“Developers at Linux consulting firm NthCode have ported Android 1.0 to Nokia’s N810 Internet tablet — and they explain how they did it in a detailed LinuxDevices whitepaper. The paper details the changes Google made to the Linux kernel, and offers step-by-step porting tips. As detailed in the whitepaper by NthCode CEO Peter McDermott, his full Android port follows up on this July’s announcement from hackers PenguinBait, B-man, and QWERTY-12, who hacked a pre-release version of Android onto the N810. With the release of the final Android 1.0 in late October, McDermott and his team, including NthCode developer Tang Yongjun, decided it would be fun to take the next step. NthCode is a Beijing-based consulting firm specializing in Linux device development, in markets that include mobile phones, set-top boxes, and “converged” multimedia devices.In the whitepaper, McDermott provides an overview of Android and its underlying foundation of Linux, Eclipse, and Android’s Java-like Dalvik Virtual Machine (VM). Dalvik, he suggests, was created by Google “to escape from needing to cede control or pay a license fee to Sun.” He also describes the Android emulator, which he dubs “as complete an emulator as we have ever seen.”The NthCode team ran a painstaking comparison between Android’s Linux kernel and the mainline kernel and found the differences to be “significant.” Google had changed 75 files and added an additional 88, making substantial changes in emulation, power management, Netfilter, debugging, memory handling, and other areas.After summarizing the changes, the author takes the reader step by step through porting the kernel changes to the 2.6.25 Linux kernel, adding the Android patches, and bringing up Android on the N810. ” Read more here:

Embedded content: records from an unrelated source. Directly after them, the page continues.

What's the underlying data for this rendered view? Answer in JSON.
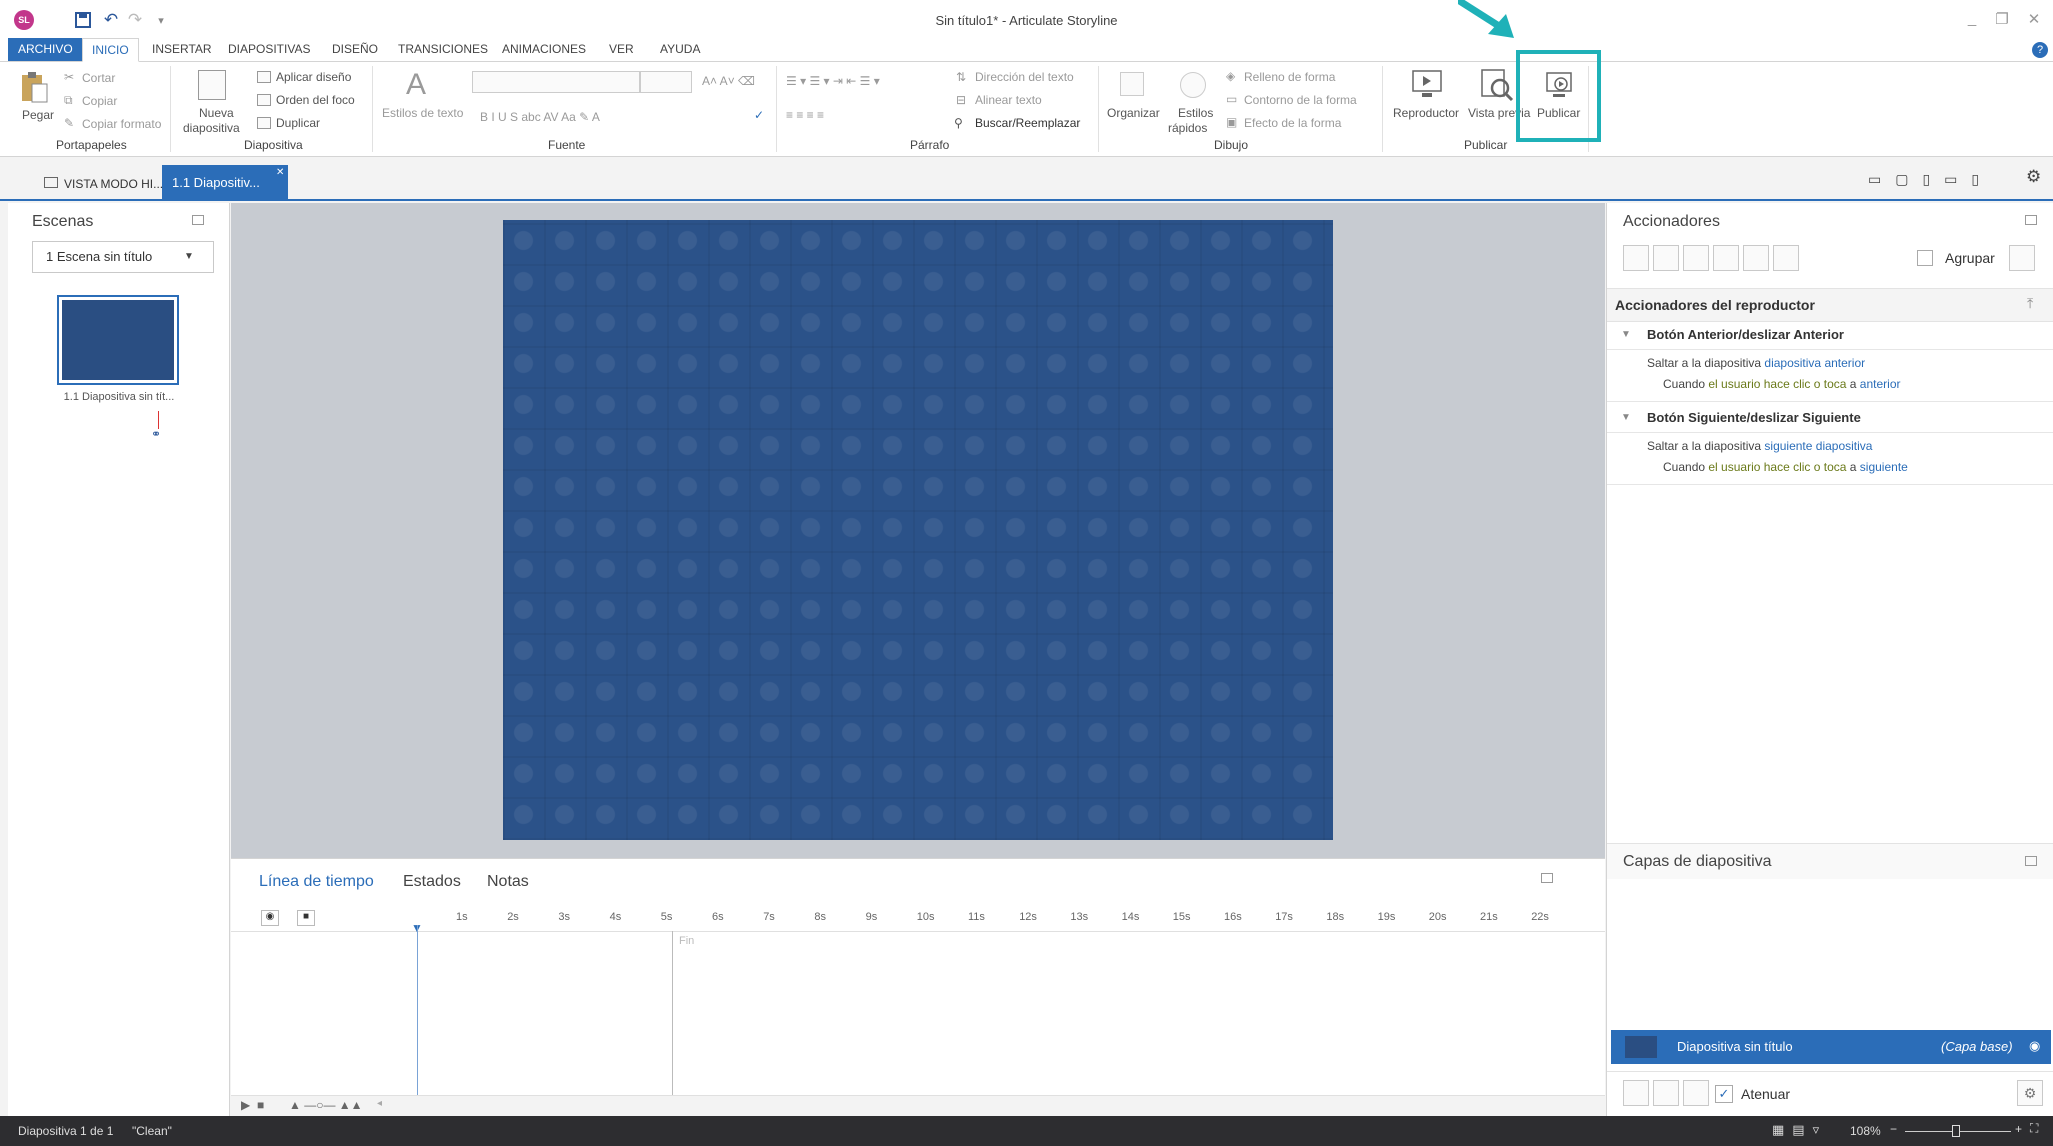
{
  "app": {
    "title": "Sin título1* - Articulate Storyline",
    "logo": "SL"
  },
  "ribbon_tabs": [
    "ARCHIVO",
    "INICIO",
    "INSERTAR",
    "DIAPOSITIVAS",
    "DISEÑO",
    "TRANSICIONES",
    "ANIMACIONES",
    "VER",
    "AYUDA"
  ],
  "ribbon": {
    "portapapeles": {
      "pegar": "Pegar",
      "cortar": "Cortar",
      "copiar": "Copiar",
      "copiar_formato": "Copiar formato",
      "group": "Portapapeles"
    },
    "diapositiva": {
      "nueva1": "Nueva",
      "nueva2": "diapositiva",
      "aplicar": "Aplicar diseño",
      "orden": "Orden del foco",
      "duplicar": "Duplicar",
      "group": "Diapositiva"
    },
    "fuente": {
      "estilos": "Estilos de texto",
      "group": "Fuente"
    },
    "parrafo": {
      "direccion": "Dirección del texto",
      "alinear": "Alinear texto",
      "buscar": "Buscar/Reemplazar",
      "group": "Párrafo"
    },
    "dibujo": {
      "organizar": "Organizar",
      "estilos1": "Estilos",
      "estilos2": "rápidos",
      "relleno": "Relleno de forma",
      "contorno": "Contorno de la forma",
      "efecto": "Efecto de la forma",
      "group": "Dibujo"
    },
    "publicar": {
      "reproductor": "Reproductor",
      "vista_previa": "Vista previa",
      "publicar": "Publicar",
      "group": "Publicar"
    }
  },
  "doc_tabs": {
    "vista": "VISTA MODO HI...",
    "slide": "1.1 Diapositiv..."
  },
  "scenes": {
    "title": "Escenas",
    "selected": "1 Escena sin título",
    "thumb_label": "1.1 Diapositiva sin tít..."
  },
  "timeline": {
    "tabs": [
      "Línea de tiempo",
      "Estados",
      "Notas"
    ],
    "ticks": [
      "1s",
      "2s",
      "3s",
      "4s",
      "5s",
      "6s",
      "7s",
      "8s",
      "9s",
      "10s",
      "11s",
      "12s",
      "13s",
      "14s",
      "15s",
      "16s",
      "17s",
      "18s",
      "19s",
      "20s",
      "21s",
      "22s"
    ],
    "end_label": "Fin"
  },
  "triggers": {
    "title": "Accionadores",
    "group_label": "Agrupar",
    "section": "Accionadores del reproductor",
    "items": [
      {
        "name": "Botón Anterior/deslizar Anterior",
        "line1_a": "Saltar a la diapositiva ",
        "line1_b": "diapositiva anterior",
        "line2_a": "Cuando ",
        "line2_b": "el usuario hace clic o toca",
        "line2_c": " a ",
        "line2_d": "anterior"
      },
      {
        "name": "Botón Siguiente/deslizar Siguiente",
        "line1_a": "Saltar a la diapositiva ",
        "line1_b": "siguiente diapositiva",
        "line2_a": "Cuando ",
        "line2_b": "el usuario hace clic o toca",
        "line2_c": " a ",
        "line2_d": "siguiente"
      }
    ]
  },
  "layers": {
    "title": "Capas de diapositiva",
    "base_name": "Diapositiva sin título",
    "base_tag": "(Capa base)",
    "dim_label": "Atenuar"
  },
  "status": {
    "slide": "Diapositiva 1 de 1",
    "theme": "\"Clean\"",
    "zoom": "108%"
  },
  "colors": {
    "accent": "#2b6db8",
    "slide_bg": "#2b5289",
    "callout": "#1fb1b8"
  }
}
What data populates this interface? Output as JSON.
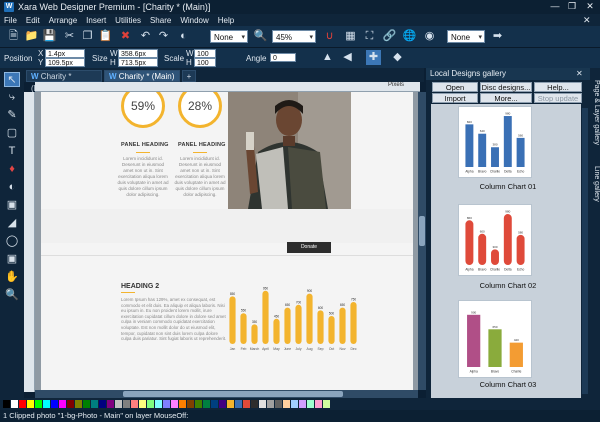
{
  "titlebar": {
    "app_icon": "W",
    "title": "Xara Web Designer Premium - [Charity * (Main)]"
  },
  "menu": [
    "File",
    "Edit",
    "Arrange",
    "Insert",
    "Utilities",
    "Share",
    "Window",
    "Help"
  ],
  "toolbar": {
    "none_combo": "None",
    "zoom_combo": "45%",
    "none_combo2": "None"
  },
  "infobar": {
    "position_label": "Position",
    "x_label": "X",
    "y_label": "Y",
    "x_value": "1.4px",
    "y_value": "109.5px",
    "size_label": "Size",
    "w_label": "W",
    "h_label": "H",
    "w_value": "358.6px",
    "h_value": "713.5px",
    "scale_label": "Scale",
    "sw_label": "W",
    "sh_label": "H",
    "scale_w": "100 %",
    "scale_h": "100 %",
    "angle_label": "Angle",
    "angle_value": "0"
  },
  "tabs": [
    {
      "label": "Charity * (Mobile)",
      "icon": "W"
    },
    {
      "label": "Charity * (Main)",
      "icon": "W"
    }
  ],
  "ruler": {
    "units": "Pixels"
  },
  "page": {
    "stat1": "59%",
    "stat2": "28%",
    "panel1_heading": "PANEL HEADING",
    "panel2_heading": "PANEL HEADING",
    "panel_text": "Lorem incididunt id. Deserunt in eiusmod amet non ut in. Sint exercitation aliqua lorem duis voluptate in amet ad quis dolore cillum ipsum dolor adipiscing.",
    "donate_button": "Donate",
    "heading2": "HEADING 2",
    "body_text": "Lorem Ipsum has 129%, amet ex consequat, est commodo et elit duis. Ea aliquip et aliqua laboris. Nisi eu ipsum in. Eu non proident lorem mollit, irure exercitation cupidatat cillum dolore in dolore sed amet culpa in veniam commodo cupidatat exercitation voluptate. Est non mollit dolor do ut eiusmod elit, tempor, cupidatat non sint duis lorem culpa dolore culpa duis pariatur. Sint fugiat laboris ut reprehenderit."
  },
  "chart_data": [
    {
      "type": "bar",
      "categories": [
        "Jan",
        "Feb",
        "March",
        "April",
        "May",
        "June",
        "July",
        "Aug",
        "Sep",
        "Oct",
        "Nov",
        "Dec"
      ],
      "values": [
        850,
        550,
        350,
        950,
        450,
        650,
        700,
        900,
        600,
        500,
        650,
        750
      ],
      "title": "",
      "ylim": [
        0,
        1000
      ]
    }
  ],
  "gallery": {
    "title": "Local Designs gallery",
    "buttons": [
      "Open",
      "Disc designs...",
      "Help...",
      "Import",
      "More...",
      "Stop update"
    ],
    "items": [
      {
        "label": "Column Chart 01",
        "color": "#3a70b5",
        "categories": [
          "Alpha",
          "Bravo",
          "Charlie",
          "Delta",
          "Echo"
        ],
        "values": [
          820,
          640,
          380,
          980,
          560
        ]
      },
      {
        "label": "Column Chart 02",
        "color": "#df4a3a",
        "categories": [
          "Alpha",
          "Bravo",
          "Charlie",
          "Delta",
          "Echo"
        ],
        "values": [
          860,
          600,
          300,
          980,
          580
        ]
      },
      {
        "label": "Column Chart 03",
        "colors": [
          "#b04f87",
          "#8aab3c",
          "#f39c33"
        ],
        "categories": [
          "Alpha",
          "Bravo",
          "Charlie"
        ],
        "values": [
          900,
          650,
          420
        ]
      }
    ]
  },
  "right_tabs": [
    "Page & Layer gallery",
    "Line gallery"
  ],
  "palette_colors": [
    "#000000",
    "#ffffff",
    "#ff0000",
    "#ffff00",
    "#00ff00",
    "#00ffff",
    "#0000ff",
    "#ff00ff",
    "#800000",
    "#808000",
    "#008000",
    "#008080",
    "#000080",
    "#800080",
    "#c0c0c0",
    "#808080",
    "#ff8080",
    "#ffff80",
    "#80ff80",
    "#80ffff",
    "#8080ff",
    "#ff80ff",
    "#ff8000",
    "#804000",
    "#408000",
    "#008040",
    "#004080",
    "#400080",
    "#f3b42e",
    "#3a70b5",
    "#df4a3a",
    "#2d2d2d",
    "#e0e0e0",
    "#a0a0a0",
    "#606060",
    "#ffd0a0",
    "#a0d0ff",
    "#d0a0ff",
    "#a0ffd0",
    "#ffa0d0",
    "#d0ffa0"
  ],
  "status": "1 Clipped photo \"1-bg-Photo - Main\" on layer MouseOff:"
}
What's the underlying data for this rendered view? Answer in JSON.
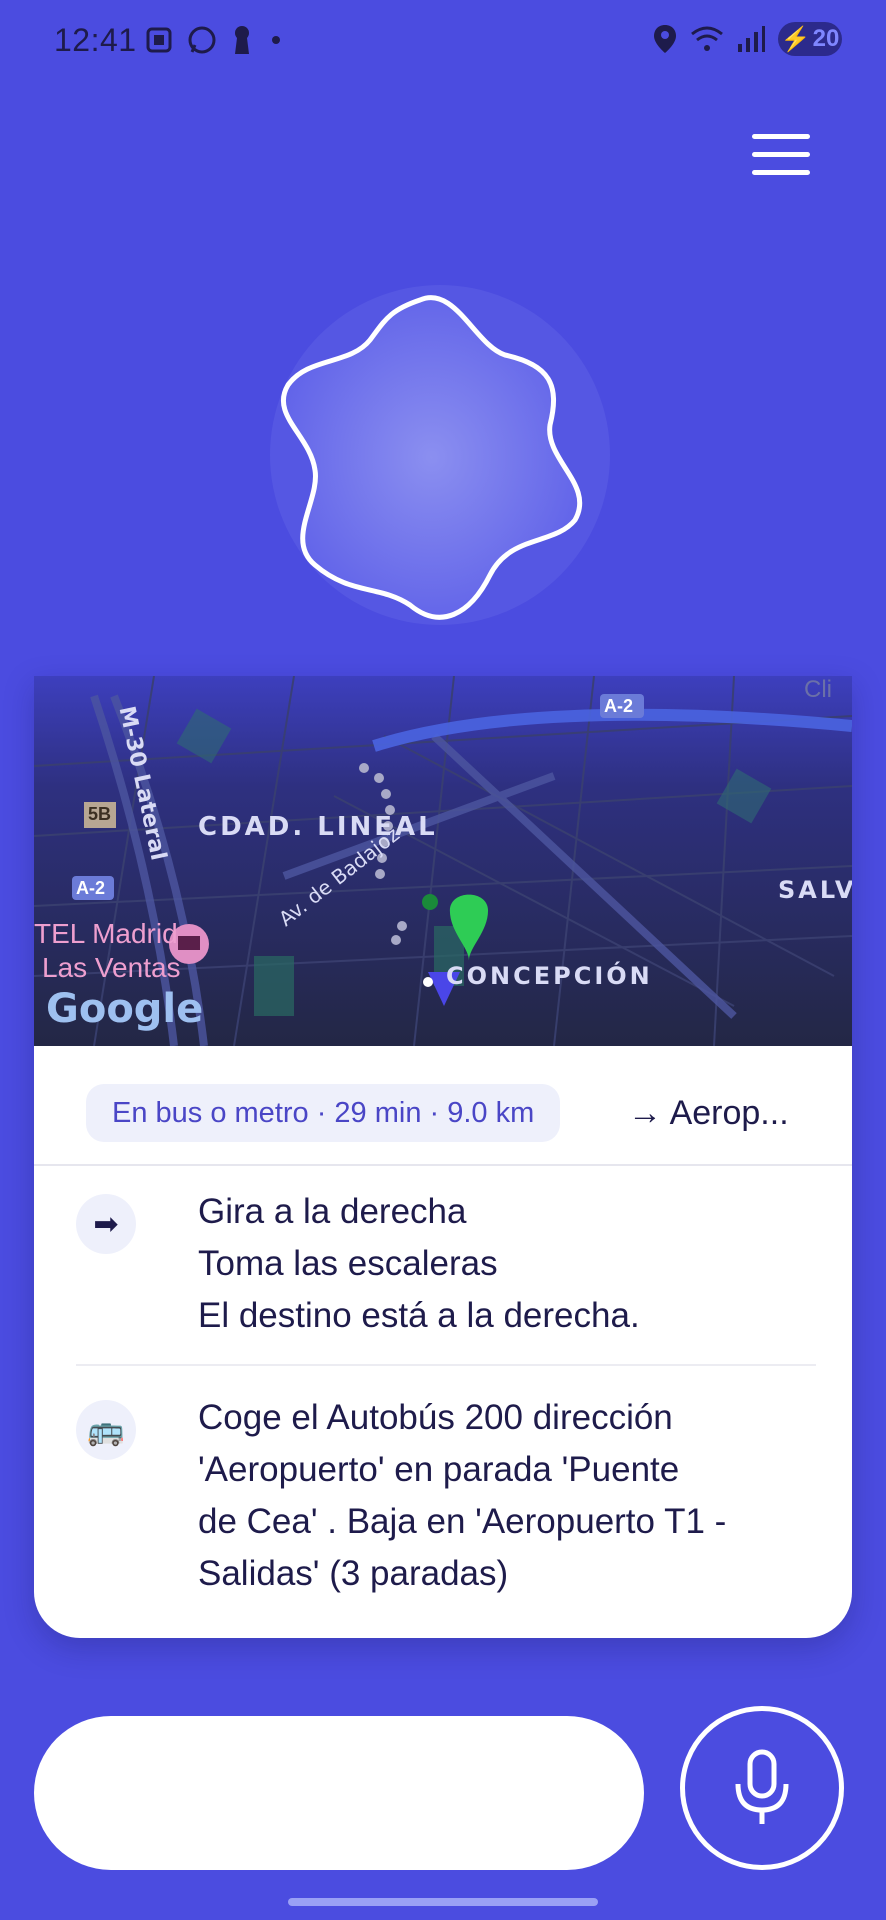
{
  "status_bar": {
    "time": "12:41",
    "battery": "20"
  },
  "map": {
    "labels": {
      "lineal": "CDAD. LINEAL",
      "concepcion": "CONCEPCIÓN",
      "salva": "SALVA",
      "badajoz": "Av. de Badajoz",
      "lateral": "M-30 Lateral",
      "hotel_line1": "TEL Madrid",
      "hotel_line2": "Las Ventas",
      "a2_left": "A-2",
      "a2_top": "A-2",
      "exit": "5B",
      "google": "Google",
      "cli": "Cli"
    }
  },
  "route": {
    "summary": "En bus o metro · 29 min · 9.0 km",
    "destination": "→ Aerop..."
  },
  "steps": [
    {
      "icon": "➡",
      "lines": [
        "Gira a la derecha",
        "Toma las escaleras",
        "El destino está a la derecha."
      ]
    },
    {
      "icon": "🚌",
      "lines": [
        "Coge el Autobús 200 dirección",
        "'Aeropuerto' en parada 'Puente",
        "de Cea' . Baja en 'Aeropuerto T1 -",
        "Salidas' (3 paradas)"
      ]
    }
  ],
  "input": {
    "value": "",
    "placeholder": ""
  },
  "colors": {
    "background": "#4b4ce0",
    "text": "#1e1b4b",
    "accent": "#4a46c6",
    "pin_green": "#2ecc55"
  }
}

“The first thing that I said about the Incite was that it reminded me of the Palm Zire 71. You have to understand, the Zire 71 spent a long time in my pocket, and it had a form factor that I liked a whole lot.Taking the Incite out of the box it was almost as if I were looking at the Zire 71 again. The top and bottom of the Incite taper into this blocky-teardrop shape that is way too similar. The sides are less tapered though, and contain the bulk of the buttons on the Incite.Turning it on revealed how much like the Zire 71 this new model is not. Running Windows Mobile 6.1 Professional, the Incite has a 3-inch, 240-by-400-pixel touchscreen. And unlike some other Windows Mobile touchscreen devices, the display doesn’t seem too separated from the glass covering it.” Read more here:
The Android Dev Phone 1 is a SIM-unlocked and hardware-unlocked device that is designed for advanced developers. The device ships with a system image that is fully compatible with Android 1.0, so you can rely on it when developing your applications. You can use any SIM in the device and can flash custom Android builds that will work with the unlocked bootloader. Unlike the bootloader on retail devices, the bootloader on the Android Dev Phone 1 does not enforce signed system images. The Android Dev Phone 1 should also appeal to developers who live outside of T-Mobile geographies. To purchase an Android Dev Phone 1 device, you must first register as an Android developer on the Android Market site, if you haven’t done so already. Once you’ve logged into your developer account on Android Market, you can purchase the device by clicking the “Purchase” link. To accommodate demand, there is a limit of 1 device per developer account, for now.The device currently costs $399 (USD) (including free shipping in the US), and will be available for purchase in 18 international markets, including the US, UK, Germany, Japan, India, Canada, France, Taiwan, Spain, Australia, Singapore, Switzerland, Netherlands, Austria, Sweden, Finland, Poland, and Hungary. We will continue to expand this program into new geographies over time. Check this page for updated information.Note that Android Dev Phone 1 devices are not intended for non-developer end users. Since the devices can be configured with system software not provided by or supported by Google or any other company, end users operate these devices at their own risk. For more information about obtaining an Android Dev Phone 1 device, see the Android Market site.